• ALJ Pender Issues Claim Construction Order in Certain Opaque Polymers (337-TA-883)
  • January 10, 2014 | Authors: Eric W. Schweibenz; Thomas C. Yebernetsky
  • Law Firm: Oblon, Spivak, McClelland, Maier & Neustadt, L.L.P. - Alexandria Office
  • On January 2, 2014, ALJ Thomas B. Pender issued the public version of Order No. 13 construing the disputed claim terms from the asserted patents in Certain Opaque Polymers (Inv. No. 337-TA-883).

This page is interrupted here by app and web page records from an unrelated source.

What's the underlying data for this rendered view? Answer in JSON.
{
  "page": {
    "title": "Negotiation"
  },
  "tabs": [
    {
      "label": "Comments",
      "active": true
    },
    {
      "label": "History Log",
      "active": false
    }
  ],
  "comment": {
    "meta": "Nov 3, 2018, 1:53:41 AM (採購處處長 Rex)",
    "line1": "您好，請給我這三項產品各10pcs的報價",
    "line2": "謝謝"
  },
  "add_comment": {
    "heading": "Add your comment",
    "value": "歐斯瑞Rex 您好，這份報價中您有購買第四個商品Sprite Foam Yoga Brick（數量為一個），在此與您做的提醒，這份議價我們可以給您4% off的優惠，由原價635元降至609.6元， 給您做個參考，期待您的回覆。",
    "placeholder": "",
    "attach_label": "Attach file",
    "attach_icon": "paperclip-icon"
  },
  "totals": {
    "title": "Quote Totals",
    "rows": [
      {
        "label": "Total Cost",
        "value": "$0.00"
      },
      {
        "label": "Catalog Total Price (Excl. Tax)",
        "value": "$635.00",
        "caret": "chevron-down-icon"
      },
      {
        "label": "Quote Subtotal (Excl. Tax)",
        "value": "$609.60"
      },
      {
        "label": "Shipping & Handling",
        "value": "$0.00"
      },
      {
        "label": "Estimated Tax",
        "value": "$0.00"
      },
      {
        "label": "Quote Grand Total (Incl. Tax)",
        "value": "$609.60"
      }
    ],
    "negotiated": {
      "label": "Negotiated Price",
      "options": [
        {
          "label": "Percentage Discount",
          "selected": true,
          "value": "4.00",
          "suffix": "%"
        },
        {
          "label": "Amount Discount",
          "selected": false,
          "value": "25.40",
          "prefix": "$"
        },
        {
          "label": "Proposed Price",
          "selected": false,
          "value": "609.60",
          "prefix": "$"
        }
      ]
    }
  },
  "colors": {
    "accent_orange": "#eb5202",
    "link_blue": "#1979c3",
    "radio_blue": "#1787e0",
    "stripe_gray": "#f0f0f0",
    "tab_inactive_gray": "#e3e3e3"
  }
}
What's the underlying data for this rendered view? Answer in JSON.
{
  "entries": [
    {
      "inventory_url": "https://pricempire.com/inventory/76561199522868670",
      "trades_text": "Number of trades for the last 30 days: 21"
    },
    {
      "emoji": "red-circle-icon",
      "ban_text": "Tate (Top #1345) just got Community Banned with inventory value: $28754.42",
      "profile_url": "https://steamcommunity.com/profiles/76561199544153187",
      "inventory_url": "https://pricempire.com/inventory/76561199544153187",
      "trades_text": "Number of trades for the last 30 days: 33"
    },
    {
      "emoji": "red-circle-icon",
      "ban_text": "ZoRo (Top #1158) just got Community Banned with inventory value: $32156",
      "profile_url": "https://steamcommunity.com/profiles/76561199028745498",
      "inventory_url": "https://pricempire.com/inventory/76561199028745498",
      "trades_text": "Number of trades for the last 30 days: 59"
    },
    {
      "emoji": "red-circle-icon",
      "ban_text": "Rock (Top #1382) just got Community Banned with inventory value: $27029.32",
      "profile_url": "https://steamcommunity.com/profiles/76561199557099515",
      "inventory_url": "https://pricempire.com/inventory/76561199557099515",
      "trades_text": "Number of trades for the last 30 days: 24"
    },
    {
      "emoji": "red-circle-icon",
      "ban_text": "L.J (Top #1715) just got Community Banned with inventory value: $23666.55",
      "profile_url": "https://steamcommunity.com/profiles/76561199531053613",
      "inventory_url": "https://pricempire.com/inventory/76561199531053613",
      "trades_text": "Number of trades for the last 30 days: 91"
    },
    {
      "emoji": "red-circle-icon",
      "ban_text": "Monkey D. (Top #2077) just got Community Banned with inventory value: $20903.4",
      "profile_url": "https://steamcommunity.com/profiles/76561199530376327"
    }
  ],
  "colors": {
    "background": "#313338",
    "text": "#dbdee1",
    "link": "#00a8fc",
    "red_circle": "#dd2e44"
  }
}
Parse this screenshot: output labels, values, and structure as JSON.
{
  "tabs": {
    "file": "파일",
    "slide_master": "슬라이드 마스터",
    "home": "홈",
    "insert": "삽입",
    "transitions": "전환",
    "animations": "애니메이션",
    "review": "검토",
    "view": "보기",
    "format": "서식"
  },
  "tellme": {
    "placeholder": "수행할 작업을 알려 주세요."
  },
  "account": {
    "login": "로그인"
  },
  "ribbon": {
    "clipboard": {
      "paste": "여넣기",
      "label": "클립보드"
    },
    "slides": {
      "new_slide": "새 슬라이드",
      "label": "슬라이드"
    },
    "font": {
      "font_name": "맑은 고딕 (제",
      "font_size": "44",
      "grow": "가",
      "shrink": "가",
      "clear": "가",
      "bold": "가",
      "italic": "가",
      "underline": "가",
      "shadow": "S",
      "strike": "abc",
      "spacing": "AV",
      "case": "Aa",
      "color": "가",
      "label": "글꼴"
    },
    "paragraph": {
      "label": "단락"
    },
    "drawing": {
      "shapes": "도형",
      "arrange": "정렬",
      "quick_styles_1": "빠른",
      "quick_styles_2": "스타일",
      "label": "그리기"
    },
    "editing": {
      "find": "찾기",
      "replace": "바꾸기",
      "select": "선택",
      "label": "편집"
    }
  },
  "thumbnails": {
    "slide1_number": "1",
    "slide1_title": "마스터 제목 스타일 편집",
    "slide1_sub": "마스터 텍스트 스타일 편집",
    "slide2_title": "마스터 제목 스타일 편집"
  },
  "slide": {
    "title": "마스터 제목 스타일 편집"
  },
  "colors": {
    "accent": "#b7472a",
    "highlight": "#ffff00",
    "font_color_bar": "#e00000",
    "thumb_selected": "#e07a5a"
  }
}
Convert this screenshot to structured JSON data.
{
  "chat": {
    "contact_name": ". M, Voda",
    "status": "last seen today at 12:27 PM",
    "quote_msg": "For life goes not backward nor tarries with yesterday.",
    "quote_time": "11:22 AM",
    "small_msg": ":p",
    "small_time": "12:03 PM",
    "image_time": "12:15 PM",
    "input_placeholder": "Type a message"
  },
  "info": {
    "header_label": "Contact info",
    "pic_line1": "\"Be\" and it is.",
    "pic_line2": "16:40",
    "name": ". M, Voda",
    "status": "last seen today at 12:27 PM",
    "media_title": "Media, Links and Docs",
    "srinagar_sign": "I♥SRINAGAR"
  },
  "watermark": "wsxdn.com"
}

    By way of background, the investigation is based on a complaint filed by Rohm and Haas Company, Rohm and Haas Chemicals, and The Dow Chemical Company (collectively, “Dow”) alleging violation of Section 337 in the importation into the U.S. and sale of certain opaque polymers that infringe one or more claims of U.S. Patent Nos. 6,020,435 (the ‘435 patent); 6,252,004 (the ‘004 patent); 7,435,783; and 7,803,878.

    The first disputed claim term, from claim 1 of the ‘435 patent, was “under conditions wherein there is no substantial polymerization of the monomer.” ALJ Pender noted that the parties’ dispute with respect to this claim term could be broken down into three separate arguments: (1) how the “conditions wherein there is no substantial polymerization” are achieved; (2) what level of polymerization constitutes “no substantial polymerization”; and (3) when the “conditions wherein there is no substantial polymerization” must be met. As to the first argument, ALJ Pender rejected Respondents Organik Kimya San. Ve Tic. A.S.; Organik Kimya Netherlands B.V.; Organik Kimya US, Inc.; Turk International, LLC; and Aalborz Chemical, LLC’s (collectively, “Organik”) argument that Dow disclaimed all but four means for achieving “conditions wherein there is no substantial polymerization.” Accordingly, ALJ Pender held that one of ordinary skill in the art would interpret the disputed claim language according to its plain language. Regarding “no substantial polymerization,” ALJ Pender rejected Organik’s claim construction argument that the term should be construed to mean “no appreciable free radicals.” Instead, ALJ Pender determined that “no substantial polymerization” should take on its plain and ordinary meaning. Regarding the third and final argument, ALJ Pender rejected both Dow’s and Organik’s arguments because they improperly imported a temporal limitation into the claim. Accordingly, ALJ Pender held that the claim term should take on its plain and ordinary meaning. Therefore, ALJ Pender found that the term “under conditions wherein there is no substantial polymerization of the monomer” should be construed to take on its plain and ordinary meaning.

    The second, and final, claim term in dispute was the term “polymerization inhibitor,” which appears in claims 1-3 of the ‘004 patent. Organik argued that the term should be construed to mean “a compound that reacts with radicals to form other species and completely halts polymerization until it is consumed.” ALJ Pender rejected this interpretation because it ignored the plain language of the claim, which does not require the polymerization inhibitor to “completely halt” polymerization. Accordingly, ALJ Pender held that the claim term would take on its plain and ordinary meaning.